A frozen shell covers the ocean surface Saturn’s moon Enceladus. From time to time, cracks in the ice allow what lies beneath to escape – as jets of liquid, shot into space. This phenomenon could be hydrothermal activity.
In 2015 the spacecraft Cassini moved into the path of the liquid spout to analyse the chemicals and shed some light on the moon’s ocean. At the time scientists wanted to confirm if the spouts came from hydrothermal activity on the seafloor similar to the activity we have on Earth. It is here that many suspect life first evolved on our planet and could indicate Enceladus supports also.
“By following the trail of scientific breadcrumbs, Cassini eventually found that Enceladus harbors a global ocean of salty water under its icy crust, possibly with hydrothermal vents on its seafloor. The trail of clues that began with a puzzling magnetometer reading led to an understanding that the moon – and perhaps many small, icy moons like it throughout the cosmos – could potentially have the ingredients needed for life,” writes NASA.
In the video above The Verge explains what hydrothermal activity on Enceladus means and what is next for Cassini.
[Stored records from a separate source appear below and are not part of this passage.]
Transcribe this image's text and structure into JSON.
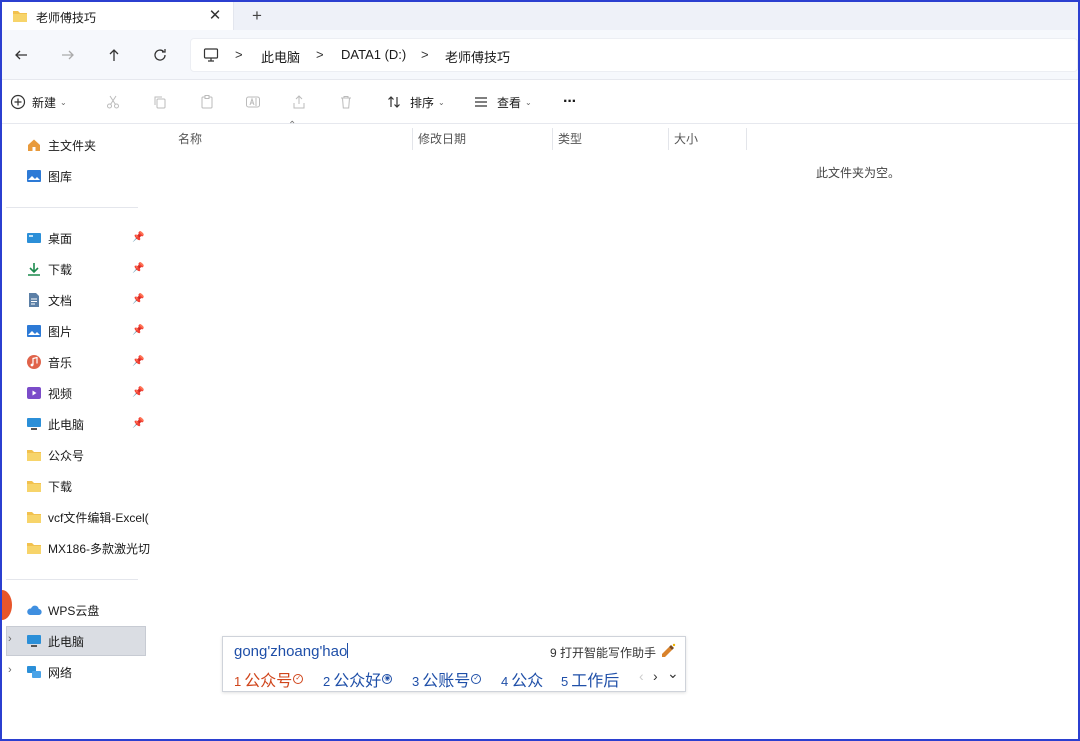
{
  "window": {
    "tab_title": "老师傅技巧",
    "close_glyph": "✕",
    "new_tab_glyph": "+"
  },
  "address": {
    "crumbs": [
      "此电脑",
      "DATA1 (D:)",
      "老师傅技巧"
    ],
    "separator": ">"
  },
  "toolbar": {
    "new_label": "新建",
    "sort_label": "排序",
    "view_label": "查看",
    "more_label": "···"
  },
  "sidebar": {
    "top_items": [
      {
        "label": "主文件夹",
        "icon": "home-icon"
      },
      {
        "label": "图库",
        "icon": "gallery-icon"
      }
    ],
    "pinned_items": [
      {
        "label": "桌面",
        "icon": "desktop-icon"
      },
      {
        "label": "下载",
        "icon": "download-icon"
      },
      {
        "label": "文档",
        "icon": "document-icon"
      },
      {
        "label": "图片",
        "icon": "pictures-icon"
      },
      {
        "label": "音乐",
        "icon": "music-icon"
      },
      {
        "label": "视频",
        "icon": "video-icon"
      },
      {
        "label": "此电脑",
        "icon": "pc-icon"
      }
    ],
    "folder_items": [
      {
        "label": "公众号"
      },
      {
        "label": "下载"
      },
      {
        "label": "vcf文件编辑-Excel("
      },
      {
        "label": "MX186-多款激光切"
      }
    ],
    "bottom_items": [
      {
        "label": "WPS云盘",
        "icon": "cloud-icon"
      },
      {
        "label": "此电脑",
        "icon": "pc-icon",
        "selected": true
      },
      {
        "label": "网络",
        "icon": "network-icon"
      }
    ]
  },
  "columns": [
    "名称",
    "修改日期",
    "类型",
    "大小"
  ],
  "empty_message": "此文件夹为空。",
  "ime": {
    "composition": "gong'zhoang'hao",
    "assistant_hint": "9 打开智能写作助手",
    "candidates": [
      {
        "num": "1",
        "text": "公众号",
        "badge": "✓"
      },
      {
        "num": "2",
        "text": "公众好",
        "badge": "◉"
      },
      {
        "num": "3",
        "text": "公账号",
        "badge": "✓"
      },
      {
        "num": "4",
        "text": "公众",
        "badge": ""
      },
      {
        "num": "5",
        "text": "工作后",
        "badge": ""
      }
    ],
    "prev_glyph": "‹",
    "next_glyph": "›",
    "expand_glyph": "⌄"
  },
  "colors": {
    "accent": "#1f4fa8",
    "first_candidate": "#d0451b",
    "folder": "#f2c14e",
    "frame": "#2b3fd0"
  }
}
Check it out.
Video credit: The Verge
Featured image credit: NASA/JPL-Caltech/Space Science Institute